-------- WORKING DATA --------

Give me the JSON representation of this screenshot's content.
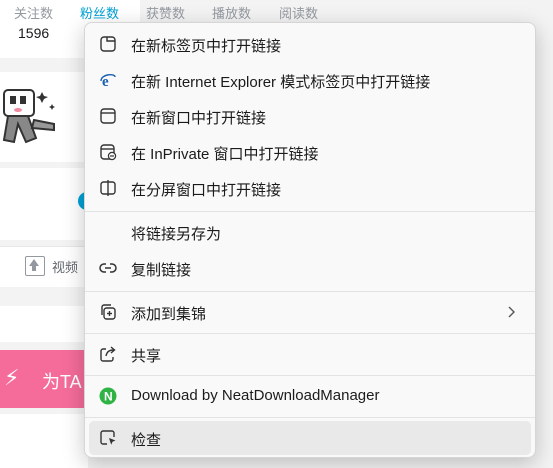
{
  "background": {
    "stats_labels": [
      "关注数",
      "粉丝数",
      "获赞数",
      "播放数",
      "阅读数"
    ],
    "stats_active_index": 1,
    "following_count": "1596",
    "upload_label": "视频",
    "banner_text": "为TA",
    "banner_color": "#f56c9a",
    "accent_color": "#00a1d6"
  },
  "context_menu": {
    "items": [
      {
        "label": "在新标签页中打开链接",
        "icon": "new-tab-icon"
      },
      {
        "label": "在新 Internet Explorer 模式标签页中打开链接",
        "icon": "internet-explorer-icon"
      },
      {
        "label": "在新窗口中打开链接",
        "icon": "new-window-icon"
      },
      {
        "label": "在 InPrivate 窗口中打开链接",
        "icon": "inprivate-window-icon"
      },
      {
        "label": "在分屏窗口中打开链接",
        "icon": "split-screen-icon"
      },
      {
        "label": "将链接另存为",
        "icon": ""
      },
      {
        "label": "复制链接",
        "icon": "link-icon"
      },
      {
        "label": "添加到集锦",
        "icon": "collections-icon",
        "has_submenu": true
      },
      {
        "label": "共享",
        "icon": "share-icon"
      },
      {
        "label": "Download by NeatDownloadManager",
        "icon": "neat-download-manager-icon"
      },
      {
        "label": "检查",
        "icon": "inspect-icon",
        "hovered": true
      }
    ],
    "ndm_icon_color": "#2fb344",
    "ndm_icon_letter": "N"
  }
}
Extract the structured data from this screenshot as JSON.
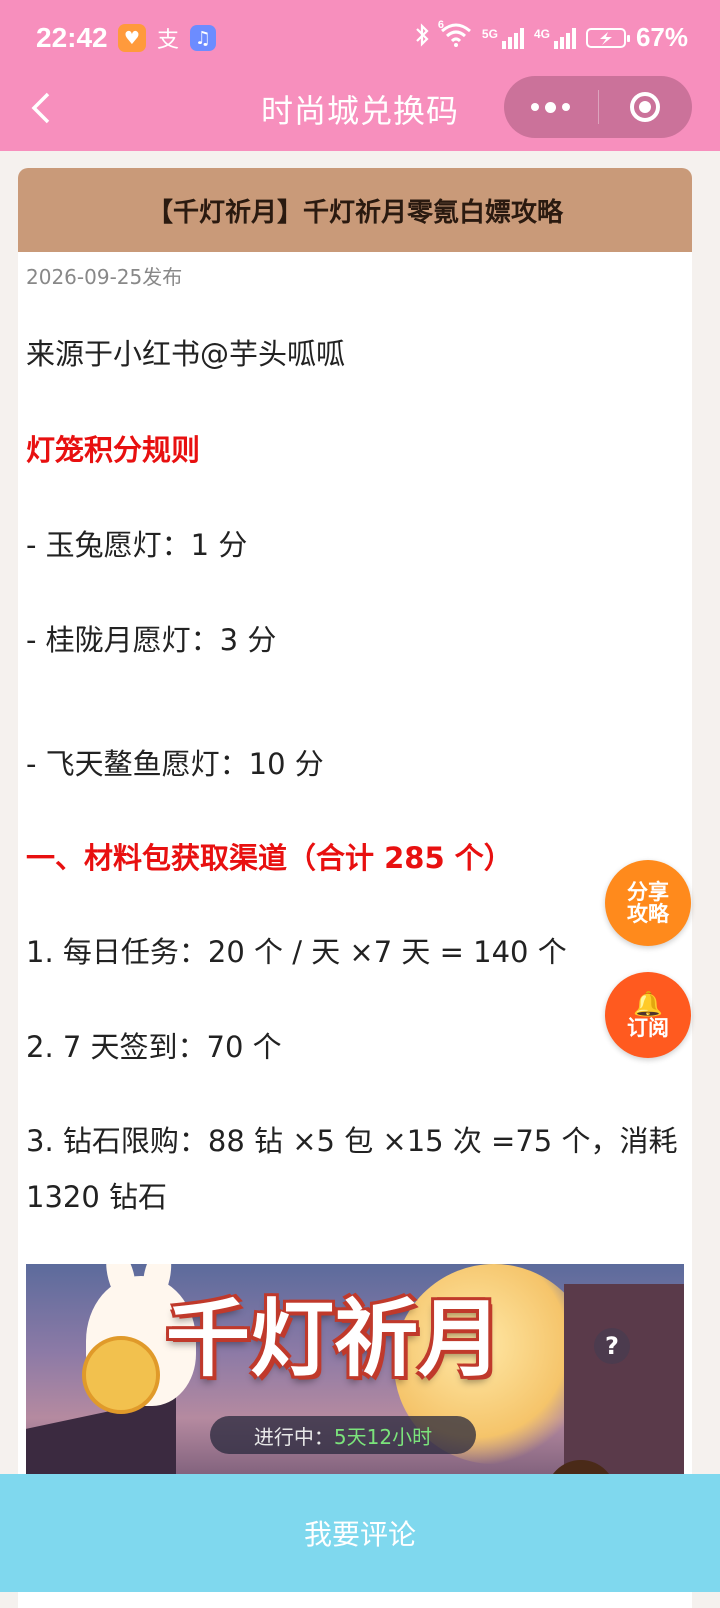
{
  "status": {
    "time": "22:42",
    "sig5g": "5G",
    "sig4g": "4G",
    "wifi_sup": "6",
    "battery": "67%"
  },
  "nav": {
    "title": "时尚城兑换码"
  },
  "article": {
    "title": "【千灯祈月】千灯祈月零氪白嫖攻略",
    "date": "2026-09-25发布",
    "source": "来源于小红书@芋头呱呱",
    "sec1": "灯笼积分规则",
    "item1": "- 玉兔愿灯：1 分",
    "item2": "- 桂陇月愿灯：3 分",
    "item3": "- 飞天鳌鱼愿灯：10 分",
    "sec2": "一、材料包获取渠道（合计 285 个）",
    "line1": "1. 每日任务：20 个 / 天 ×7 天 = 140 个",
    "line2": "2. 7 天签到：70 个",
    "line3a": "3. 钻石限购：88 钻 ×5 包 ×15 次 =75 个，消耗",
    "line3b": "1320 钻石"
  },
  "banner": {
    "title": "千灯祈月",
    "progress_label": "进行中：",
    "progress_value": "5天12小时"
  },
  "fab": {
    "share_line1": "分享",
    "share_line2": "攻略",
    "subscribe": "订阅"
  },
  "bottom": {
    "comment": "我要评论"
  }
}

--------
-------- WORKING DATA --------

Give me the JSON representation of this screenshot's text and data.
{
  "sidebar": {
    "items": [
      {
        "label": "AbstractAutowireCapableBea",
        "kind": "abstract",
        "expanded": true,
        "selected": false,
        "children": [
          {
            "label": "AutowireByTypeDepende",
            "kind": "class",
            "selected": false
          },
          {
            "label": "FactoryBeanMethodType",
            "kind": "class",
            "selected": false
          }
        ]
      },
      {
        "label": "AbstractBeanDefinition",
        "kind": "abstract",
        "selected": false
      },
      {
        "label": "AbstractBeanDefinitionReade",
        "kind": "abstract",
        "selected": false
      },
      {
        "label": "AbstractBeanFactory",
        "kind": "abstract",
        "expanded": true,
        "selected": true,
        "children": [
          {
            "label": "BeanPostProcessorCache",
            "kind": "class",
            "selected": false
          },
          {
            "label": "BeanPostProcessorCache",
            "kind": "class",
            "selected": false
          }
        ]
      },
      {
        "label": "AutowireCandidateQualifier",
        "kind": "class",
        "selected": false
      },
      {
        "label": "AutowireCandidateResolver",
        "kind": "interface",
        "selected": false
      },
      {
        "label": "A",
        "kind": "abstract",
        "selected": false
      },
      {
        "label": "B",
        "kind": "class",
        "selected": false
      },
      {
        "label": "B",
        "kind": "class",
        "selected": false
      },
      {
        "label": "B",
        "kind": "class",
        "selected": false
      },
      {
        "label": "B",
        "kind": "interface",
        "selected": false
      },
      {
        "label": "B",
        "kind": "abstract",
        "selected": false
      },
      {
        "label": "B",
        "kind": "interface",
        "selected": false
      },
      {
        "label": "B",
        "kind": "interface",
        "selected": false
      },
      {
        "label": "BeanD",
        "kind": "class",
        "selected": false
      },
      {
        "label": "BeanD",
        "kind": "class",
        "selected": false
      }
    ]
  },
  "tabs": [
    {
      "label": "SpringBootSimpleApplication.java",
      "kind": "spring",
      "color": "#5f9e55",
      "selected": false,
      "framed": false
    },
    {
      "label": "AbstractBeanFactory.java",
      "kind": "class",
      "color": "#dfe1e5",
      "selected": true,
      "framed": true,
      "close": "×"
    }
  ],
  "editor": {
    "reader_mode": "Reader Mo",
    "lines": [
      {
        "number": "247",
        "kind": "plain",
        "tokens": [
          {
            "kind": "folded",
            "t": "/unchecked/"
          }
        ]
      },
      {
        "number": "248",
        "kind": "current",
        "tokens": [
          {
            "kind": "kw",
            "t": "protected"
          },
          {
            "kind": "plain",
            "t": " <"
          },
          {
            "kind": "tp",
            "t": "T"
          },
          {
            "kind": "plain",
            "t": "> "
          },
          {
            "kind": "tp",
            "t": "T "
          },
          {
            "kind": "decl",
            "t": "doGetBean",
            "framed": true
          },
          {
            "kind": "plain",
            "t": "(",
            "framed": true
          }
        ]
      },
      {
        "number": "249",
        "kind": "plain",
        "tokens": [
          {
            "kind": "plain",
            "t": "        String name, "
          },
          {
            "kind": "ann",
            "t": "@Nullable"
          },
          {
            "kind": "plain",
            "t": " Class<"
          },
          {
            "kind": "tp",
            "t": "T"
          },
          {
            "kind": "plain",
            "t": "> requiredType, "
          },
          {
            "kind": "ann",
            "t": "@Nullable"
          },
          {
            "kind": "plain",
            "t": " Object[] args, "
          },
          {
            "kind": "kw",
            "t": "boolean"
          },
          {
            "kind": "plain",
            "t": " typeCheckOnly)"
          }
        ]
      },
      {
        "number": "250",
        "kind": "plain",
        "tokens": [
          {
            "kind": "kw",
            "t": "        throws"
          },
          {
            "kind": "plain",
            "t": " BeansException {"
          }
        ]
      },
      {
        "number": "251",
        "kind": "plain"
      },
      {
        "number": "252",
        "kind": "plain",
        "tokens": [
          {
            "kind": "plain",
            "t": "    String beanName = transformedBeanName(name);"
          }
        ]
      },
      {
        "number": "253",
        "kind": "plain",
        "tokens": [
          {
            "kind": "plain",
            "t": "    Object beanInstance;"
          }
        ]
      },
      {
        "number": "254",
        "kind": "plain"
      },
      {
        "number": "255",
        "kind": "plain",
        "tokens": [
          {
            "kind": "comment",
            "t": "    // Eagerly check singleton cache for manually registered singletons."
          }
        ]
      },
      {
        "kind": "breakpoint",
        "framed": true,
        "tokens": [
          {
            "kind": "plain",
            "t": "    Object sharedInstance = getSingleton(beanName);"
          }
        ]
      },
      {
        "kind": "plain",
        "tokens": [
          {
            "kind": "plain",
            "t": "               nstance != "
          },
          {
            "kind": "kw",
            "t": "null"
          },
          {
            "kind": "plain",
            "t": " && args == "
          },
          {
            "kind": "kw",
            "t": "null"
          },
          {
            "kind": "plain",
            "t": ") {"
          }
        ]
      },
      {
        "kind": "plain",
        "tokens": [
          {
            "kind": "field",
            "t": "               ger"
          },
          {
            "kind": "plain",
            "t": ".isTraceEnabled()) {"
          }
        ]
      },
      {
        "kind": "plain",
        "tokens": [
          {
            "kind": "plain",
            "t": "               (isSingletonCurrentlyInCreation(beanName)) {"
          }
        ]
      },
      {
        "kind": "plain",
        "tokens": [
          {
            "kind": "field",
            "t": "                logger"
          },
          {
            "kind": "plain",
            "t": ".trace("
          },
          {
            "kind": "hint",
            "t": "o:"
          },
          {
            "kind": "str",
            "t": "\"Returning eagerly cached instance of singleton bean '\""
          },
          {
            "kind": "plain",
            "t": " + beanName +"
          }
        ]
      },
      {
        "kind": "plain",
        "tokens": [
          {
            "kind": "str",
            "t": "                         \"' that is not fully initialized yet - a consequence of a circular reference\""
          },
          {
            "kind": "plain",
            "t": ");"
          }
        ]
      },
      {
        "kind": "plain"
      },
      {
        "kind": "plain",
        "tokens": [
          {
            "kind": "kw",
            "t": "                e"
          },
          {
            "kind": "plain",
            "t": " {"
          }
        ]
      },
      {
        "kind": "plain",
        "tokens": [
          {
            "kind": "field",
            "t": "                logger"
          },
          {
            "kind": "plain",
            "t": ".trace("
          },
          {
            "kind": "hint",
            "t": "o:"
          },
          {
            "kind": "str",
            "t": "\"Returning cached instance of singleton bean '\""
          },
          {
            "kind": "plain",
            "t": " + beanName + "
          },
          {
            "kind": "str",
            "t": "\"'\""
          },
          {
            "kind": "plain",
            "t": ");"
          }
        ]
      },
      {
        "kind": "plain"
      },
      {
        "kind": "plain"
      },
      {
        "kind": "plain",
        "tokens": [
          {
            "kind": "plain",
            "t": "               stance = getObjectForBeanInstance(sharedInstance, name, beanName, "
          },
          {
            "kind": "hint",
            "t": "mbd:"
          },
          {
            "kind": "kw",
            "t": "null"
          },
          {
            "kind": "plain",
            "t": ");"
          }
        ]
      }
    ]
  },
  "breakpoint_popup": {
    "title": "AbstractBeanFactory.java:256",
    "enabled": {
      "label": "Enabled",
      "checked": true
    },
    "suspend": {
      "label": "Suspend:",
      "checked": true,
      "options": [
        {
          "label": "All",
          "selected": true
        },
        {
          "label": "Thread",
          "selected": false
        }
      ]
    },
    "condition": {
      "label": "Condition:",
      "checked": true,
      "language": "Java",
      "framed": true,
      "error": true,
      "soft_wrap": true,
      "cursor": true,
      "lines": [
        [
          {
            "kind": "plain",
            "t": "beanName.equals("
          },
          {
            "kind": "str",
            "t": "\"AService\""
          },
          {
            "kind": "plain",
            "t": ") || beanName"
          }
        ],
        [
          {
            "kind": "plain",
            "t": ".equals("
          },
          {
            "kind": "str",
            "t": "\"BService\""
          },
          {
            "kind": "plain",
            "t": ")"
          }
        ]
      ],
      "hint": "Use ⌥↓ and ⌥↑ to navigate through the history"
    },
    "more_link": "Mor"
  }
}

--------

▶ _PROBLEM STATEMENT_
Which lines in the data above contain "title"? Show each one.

▶ _RESULT_
    "title": "时尚城兑换码"
    "title": "【千灯祈月】千灯祈月零氪白嫖攻略",
    "title": "千灯祈月",
    "title": "AbstractBeanFactory.java:256",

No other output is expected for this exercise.